The truth is that no one of Shakespeare's plays can be presented and spoken exactly as it is fashioned and written, and that, in the regular theatre, no one of them ever has been performed, since Shakespeare's time, without some curtailment. In the Universities and on scholastic occasions the literal original has, now and then, been given. At Stratford-uponAvon, for example, during the Shakespeare Festival, in April, 1899, the whole of “Hamlet” was represented, some of it in the afternoon and the rest of it in the evening. In Shakespeare's period, when theatrical performances OCcurred in the day, and when brit little use was made of scenery, the whole of such a piece as · Richard III” might have been given, but no audience would endure it now. Every actor who, achieving distinction, has attained power, uses his own stageversions of Shakespeare, and if all those versions had been preserved we should possess, in writing, the stage-traditions which now, for the most part, are preserved only in memory, of a rapidly vanishing race of players., A considerable number of the MS. prompt-books used in Drury Lane Theatre, in the Garrick period and later, do, indeed, exist, in the rich and very remarkable collection made by Augustin Daly; but these are inaccessible to the public.
As an example of the utility of good stage-business, and of the importance of preserving the expedients that are devised in this line of art by the best actors, reference may be made to Edwin Booth's treatment of the scene with the sexton at Ophelia's grave.

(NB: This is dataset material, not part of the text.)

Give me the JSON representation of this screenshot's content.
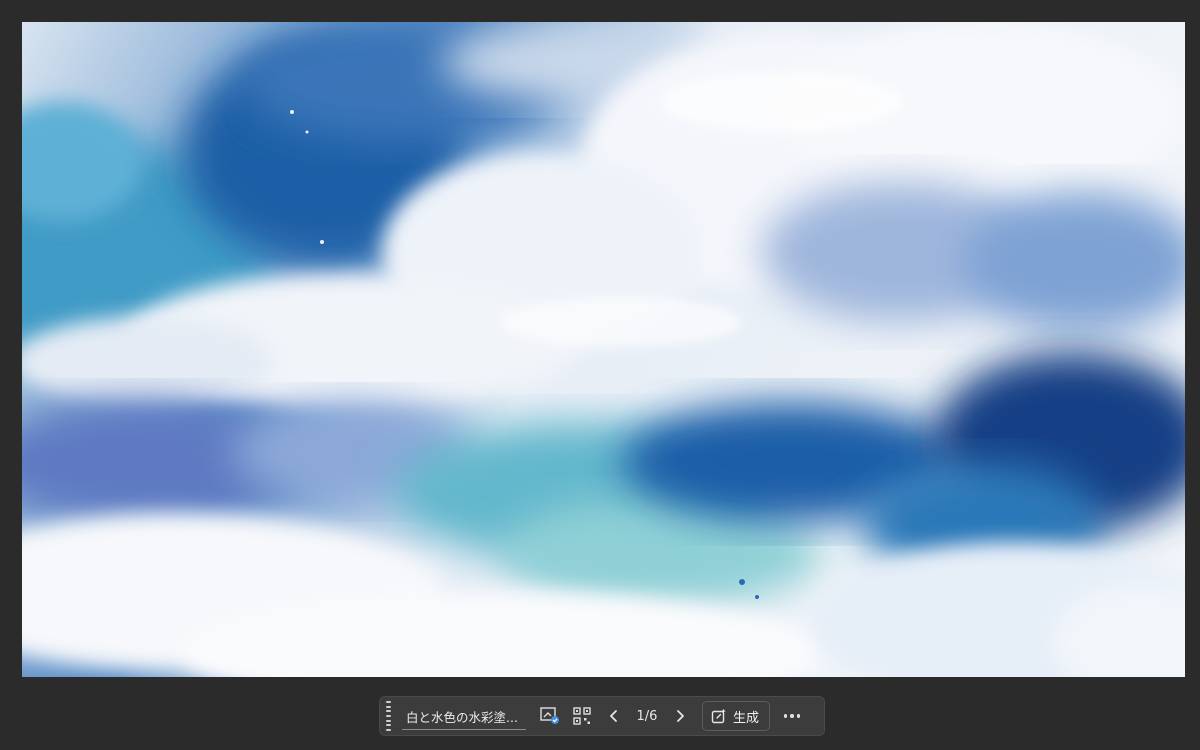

The sexton, as he digs and sings, throws out bones and skulls, and, in the course of his ensuing colloquy with Hamlet, he designates one of those relics as
“ Yorick's skull, the King's jester." In the old custom of the stage
no token was provided by which the skull of Yorick could be
jocular and half affectionate greeting, as he laid it aside,